What you are asked to do => All lines with the word "data" must be pulled from the entries below.

Supplied records =>

_ _ _

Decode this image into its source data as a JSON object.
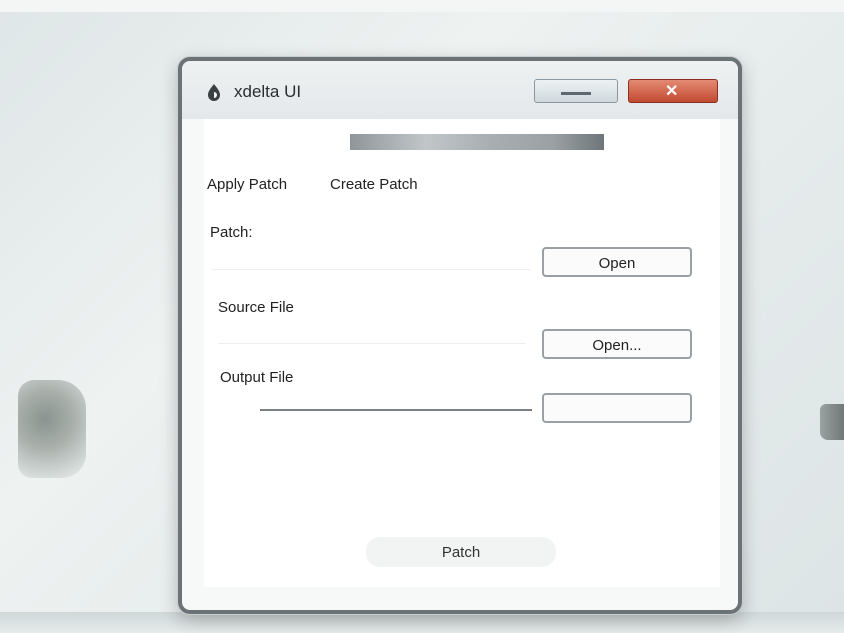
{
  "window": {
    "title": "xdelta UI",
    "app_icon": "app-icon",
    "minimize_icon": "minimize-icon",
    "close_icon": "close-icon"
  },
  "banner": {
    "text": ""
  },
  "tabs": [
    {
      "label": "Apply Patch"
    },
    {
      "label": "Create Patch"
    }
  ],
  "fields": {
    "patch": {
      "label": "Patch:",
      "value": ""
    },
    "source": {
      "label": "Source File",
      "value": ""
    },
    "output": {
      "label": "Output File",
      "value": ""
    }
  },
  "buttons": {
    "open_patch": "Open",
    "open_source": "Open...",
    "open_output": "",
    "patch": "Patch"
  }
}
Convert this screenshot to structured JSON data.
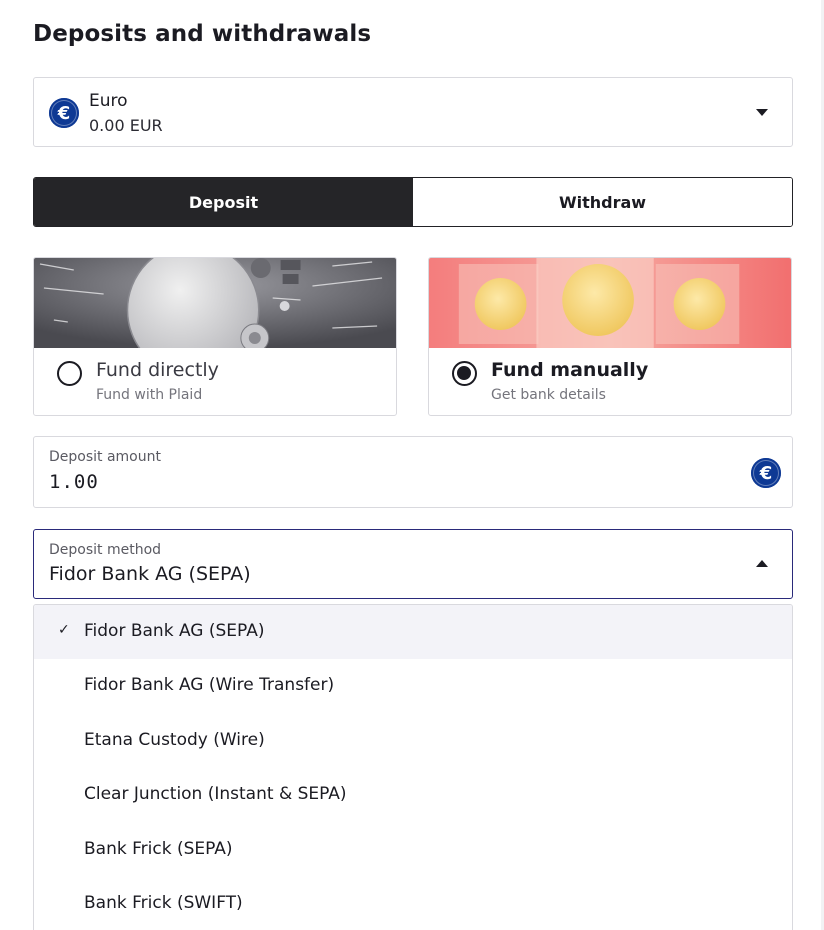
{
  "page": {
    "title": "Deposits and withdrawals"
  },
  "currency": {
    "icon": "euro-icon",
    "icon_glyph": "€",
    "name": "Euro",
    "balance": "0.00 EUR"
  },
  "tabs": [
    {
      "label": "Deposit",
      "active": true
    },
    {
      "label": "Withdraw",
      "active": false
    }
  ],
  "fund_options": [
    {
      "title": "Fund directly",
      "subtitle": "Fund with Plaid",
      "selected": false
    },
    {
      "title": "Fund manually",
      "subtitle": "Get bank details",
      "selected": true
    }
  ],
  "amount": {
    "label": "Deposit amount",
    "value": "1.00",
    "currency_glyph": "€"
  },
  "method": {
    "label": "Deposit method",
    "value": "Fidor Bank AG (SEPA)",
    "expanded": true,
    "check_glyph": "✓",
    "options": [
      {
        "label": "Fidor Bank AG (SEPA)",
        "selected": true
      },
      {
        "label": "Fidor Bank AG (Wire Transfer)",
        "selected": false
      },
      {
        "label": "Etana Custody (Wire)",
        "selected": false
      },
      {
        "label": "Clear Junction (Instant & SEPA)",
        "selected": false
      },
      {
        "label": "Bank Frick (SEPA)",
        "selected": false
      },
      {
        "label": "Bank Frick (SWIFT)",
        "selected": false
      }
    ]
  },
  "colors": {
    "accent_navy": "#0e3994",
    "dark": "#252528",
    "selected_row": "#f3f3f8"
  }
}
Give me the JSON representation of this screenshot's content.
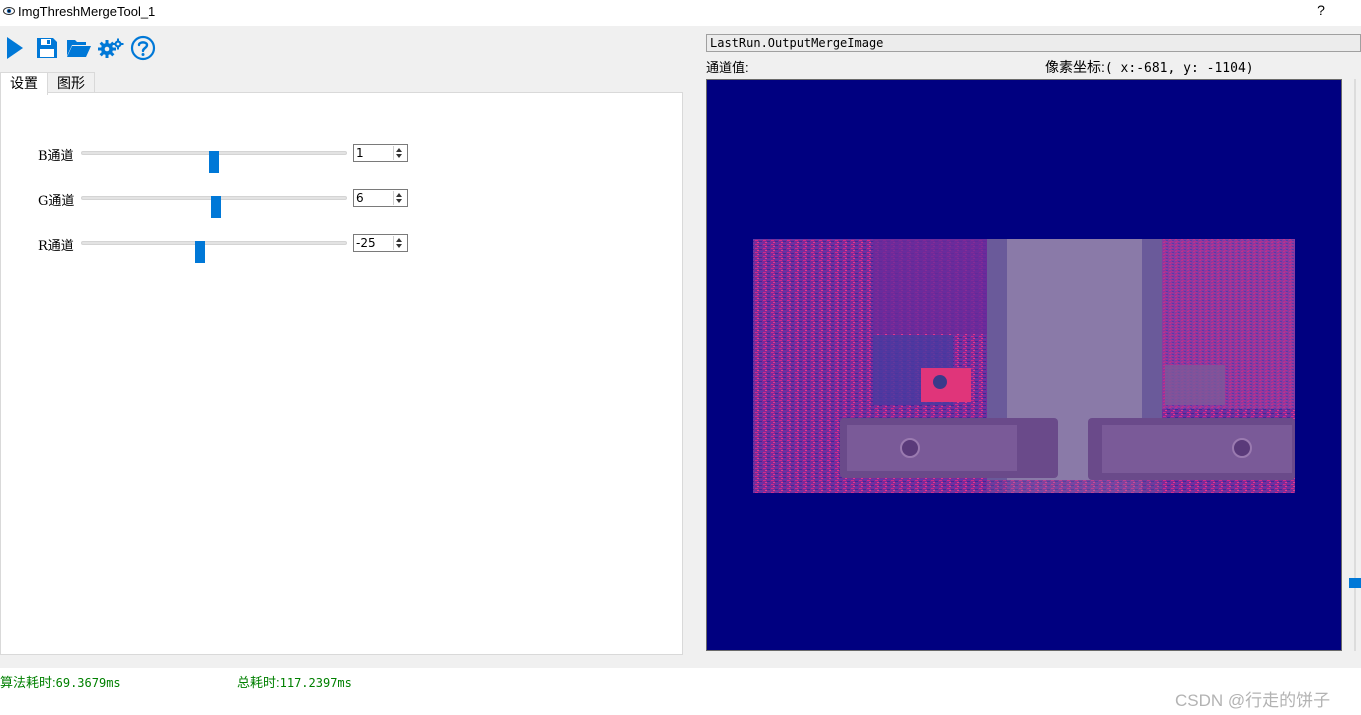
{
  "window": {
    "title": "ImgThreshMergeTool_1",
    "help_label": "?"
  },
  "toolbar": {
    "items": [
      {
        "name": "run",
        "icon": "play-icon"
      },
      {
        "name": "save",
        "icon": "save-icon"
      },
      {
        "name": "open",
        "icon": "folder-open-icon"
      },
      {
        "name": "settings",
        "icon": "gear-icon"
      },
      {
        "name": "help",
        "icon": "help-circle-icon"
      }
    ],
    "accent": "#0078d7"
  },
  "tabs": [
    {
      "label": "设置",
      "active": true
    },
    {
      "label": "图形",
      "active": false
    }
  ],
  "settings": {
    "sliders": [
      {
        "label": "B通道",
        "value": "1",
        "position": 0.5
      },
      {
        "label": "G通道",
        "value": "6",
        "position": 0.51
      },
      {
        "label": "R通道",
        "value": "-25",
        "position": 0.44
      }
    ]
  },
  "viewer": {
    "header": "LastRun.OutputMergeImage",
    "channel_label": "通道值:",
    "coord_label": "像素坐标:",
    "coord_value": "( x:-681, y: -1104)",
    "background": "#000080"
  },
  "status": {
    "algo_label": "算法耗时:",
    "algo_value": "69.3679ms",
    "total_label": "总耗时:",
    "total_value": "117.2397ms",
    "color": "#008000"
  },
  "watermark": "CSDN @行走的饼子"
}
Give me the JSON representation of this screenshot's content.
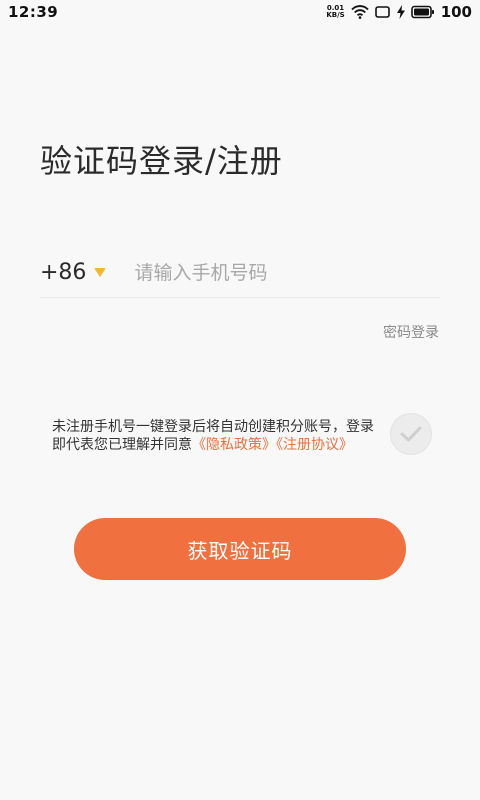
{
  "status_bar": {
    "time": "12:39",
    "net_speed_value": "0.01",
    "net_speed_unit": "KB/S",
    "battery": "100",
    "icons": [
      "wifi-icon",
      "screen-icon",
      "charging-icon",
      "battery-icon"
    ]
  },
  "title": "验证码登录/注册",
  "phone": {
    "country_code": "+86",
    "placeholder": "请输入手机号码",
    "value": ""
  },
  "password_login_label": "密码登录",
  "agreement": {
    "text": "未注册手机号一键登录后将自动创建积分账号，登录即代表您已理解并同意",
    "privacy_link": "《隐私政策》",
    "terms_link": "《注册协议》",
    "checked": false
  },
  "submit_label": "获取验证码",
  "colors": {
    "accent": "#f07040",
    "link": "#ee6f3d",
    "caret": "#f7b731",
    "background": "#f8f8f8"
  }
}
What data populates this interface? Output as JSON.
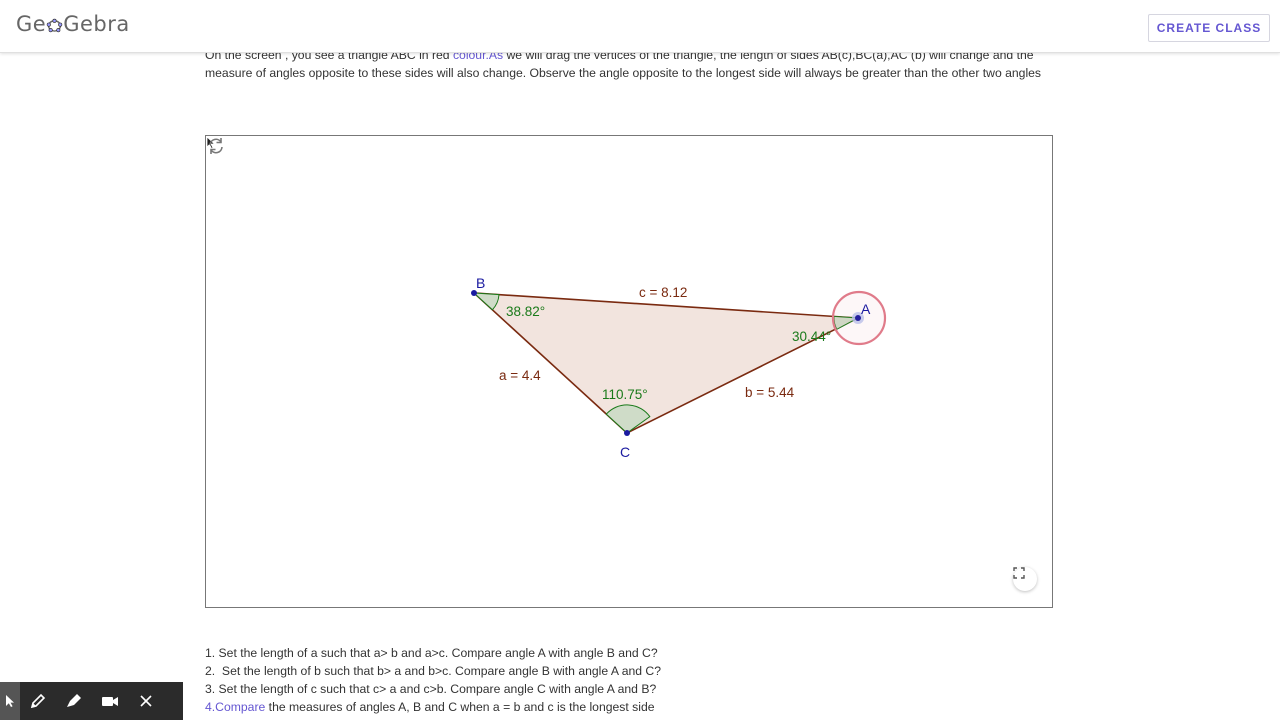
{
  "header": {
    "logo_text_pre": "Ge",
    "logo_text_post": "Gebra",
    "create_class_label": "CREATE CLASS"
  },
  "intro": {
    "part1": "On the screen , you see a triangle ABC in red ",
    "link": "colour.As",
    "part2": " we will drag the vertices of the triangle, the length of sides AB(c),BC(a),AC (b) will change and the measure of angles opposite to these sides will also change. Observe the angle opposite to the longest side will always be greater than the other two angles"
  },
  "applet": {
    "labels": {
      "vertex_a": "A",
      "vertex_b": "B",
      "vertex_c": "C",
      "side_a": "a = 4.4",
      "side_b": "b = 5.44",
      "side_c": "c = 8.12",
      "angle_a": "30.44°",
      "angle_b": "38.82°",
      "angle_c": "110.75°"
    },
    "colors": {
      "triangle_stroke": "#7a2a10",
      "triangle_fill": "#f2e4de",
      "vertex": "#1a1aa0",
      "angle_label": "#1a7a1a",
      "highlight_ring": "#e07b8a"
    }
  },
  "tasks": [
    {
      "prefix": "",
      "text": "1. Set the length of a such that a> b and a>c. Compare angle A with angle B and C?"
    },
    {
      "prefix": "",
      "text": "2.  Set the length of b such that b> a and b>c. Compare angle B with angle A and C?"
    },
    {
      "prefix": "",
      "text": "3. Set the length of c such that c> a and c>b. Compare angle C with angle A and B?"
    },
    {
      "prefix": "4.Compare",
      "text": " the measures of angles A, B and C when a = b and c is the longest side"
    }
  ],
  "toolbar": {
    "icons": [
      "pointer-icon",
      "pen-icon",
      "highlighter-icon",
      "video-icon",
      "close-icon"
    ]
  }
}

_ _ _

Solved problem =>
Decode this image into its source data as a JSON object.
Convert this screenshot to structured JSON data.
What data populates this interface? Output as JSON.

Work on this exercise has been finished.